actually, some aikido lessons might also help you, I know some huge bouncers have been taught basic aikido stuff quite successfully. While sambo, BJJ, boxing, muay thai isn’t for you… but you can still win against them in the street fight with no rules, especially if they are at least 45 pounds lighter than you. You just have to have a fighters spirit in yourself and be mean when it needed… Powerlifting and bodybuilding aren’t that useless for a street fight as some people would think, you just have to be a fighter in yourself and have desire to crush your opponent. But in any circumstances don’t go to exchange punches or kicks - that will be unpleasant experience for you.
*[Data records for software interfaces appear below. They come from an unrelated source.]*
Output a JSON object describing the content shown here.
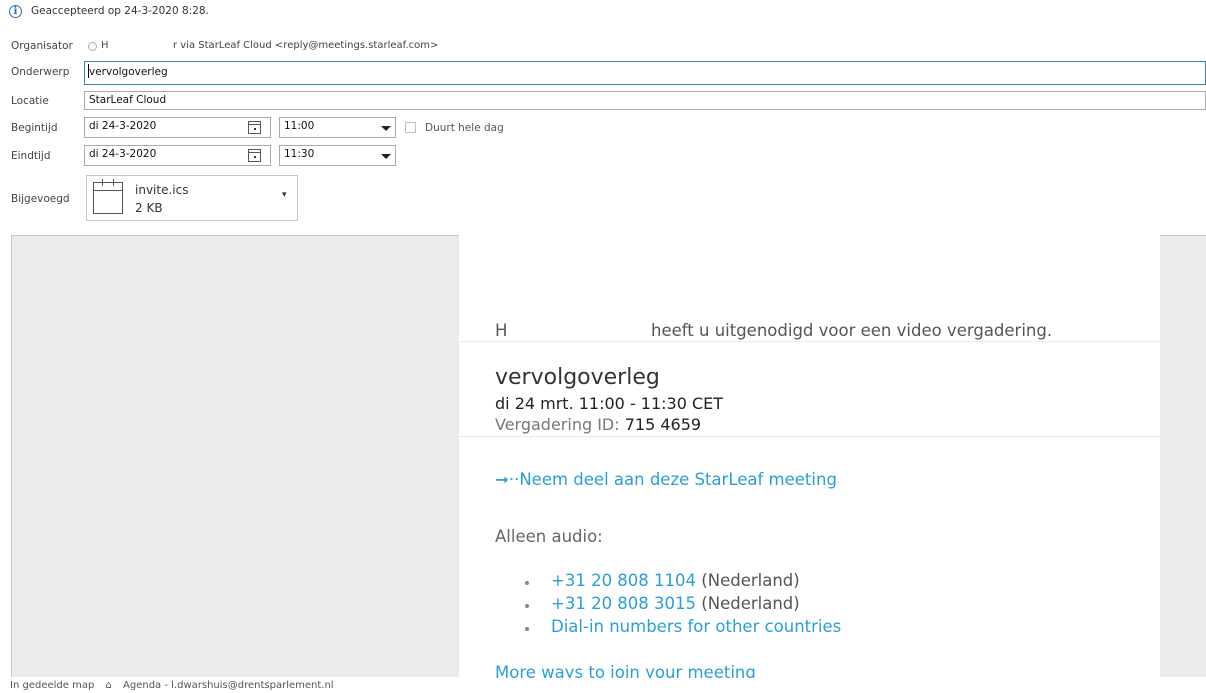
{
  "status": {
    "icon": "info-icon",
    "text": "Geaccepteerd op 24-3-2020 8:28."
  },
  "form": {
    "organizer": {
      "label": "Organisator",
      "name": "H",
      "via": "r via StarLeaf Cloud <reply@meetings.starleaf.com>"
    },
    "subject": {
      "label": "Onderwerp",
      "value": "vervolgoverleg"
    },
    "location": {
      "label": "Locatie",
      "value": "StarLeaf Cloud"
    },
    "start": {
      "label": "Begintijd",
      "date": "di 24-3-2020",
      "time": "11:00",
      "all_day_label": "Duurt hele dag"
    },
    "end": {
      "label": "Eindtijd",
      "date": "di 24-3-2020",
      "time": "11:30"
    },
    "attached": {
      "label": "Bijgevoegd",
      "file_name": "invite.ics",
      "file_size": "2 KB"
    }
  },
  "mail": {
    "inviter": "H",
    "invite_text": "heeft u uitgenodigd voor een video vergadering.",
    "meeting_title": "vervolgoverleg",
    "meeting_time": "di 24 mrt. 11:00 - 11:30 CET",
    "meeting_id_label": "Vergadering ID:",
    "meeting_id": "715 4659",
    "join_arrow": "➞··",
    "join_link": "Neem deel aan deze StarLeaf meeting",
    "audio_heading": "Alleen audio:",
    "phones": [
      {
        "number": "+31 20 808 1104",
        "country": "(Nederland)"
      },
      {
        "number": "+31 20 808 3015",
        "country": "(Nederland)"
      }
    ],
    "dial_in_link": "Dial-in numbers for other countries",
    "more_ways_link": "More ways to join your meeting"
  },
  "footer": {
    "folder_label": "In gedeelde map",
    "calendar": "Agenda - l.dwarshuis@drentsparlement.nl"
  },
  "colors": {
    "link": "#2a9fd6",
    "accent_border": "#3c7fb1",
    "preview_bg": "#ebebeb"
  }
}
Just ask your friend to punch you a little and kick you, so you can practice that elbow defense and slightly get used to kicks.

Hope my advice will will help you. [/quote]

What a HUMONGOUS crock of shit. Muay Thai techniques a waste for a big guy? where did you come up with this bullshit. Yeah Muay Thai has a few high kicks and stresses flexibility and speed but saying a big guy can’t learn this stuff is just plain dumb. There are people doing much harder martial arts and tricks at the op’s size.

Scott Adkins: http://www.youtube.com/watch?v=G5FP7Y4Jy98 (Not as big as op but at his size does very hard kicks with little effort)

Michael Jai White: http://www.youtube.com/watch?v=yQJ0_ecNXCA (Has been bigger than the op and does a great deal of Tae Kwon Do kicks effortlessly)

Lateef Crowder: http://www.youtube.com/watch?v=QDBnkf-hSjk (Not the same as the previous two guys he is more a stunt guy/tumbler)

I won’t even mention the countless heavy weight fighters in MMA that have all been trained in Muay Thai.

Please think and do research next time you spew out such garbage advice. Your way of thinking is why so many retards think bodybuilders are “unfunctional” whatever that even means.
[/quote]

I apologize for my wrong advice… seems neither this guy, nor other people liked it:)… I will leave him to find out himself… and when he wins an official muay thai fight, I will apologize one more time… anyone can kick bags or push air and call it muay thai… and nowadays this combat sport in west culture has also been turned into commercial aerobic exercise to make it more suitable for pussies and homosexuals… it’s not necessarily bad… jus saying… But I still believe that bodybuilders are unfunctional:)) Heavyweight fighter with bigger muscles isn’t necessarily a bodybuilder though.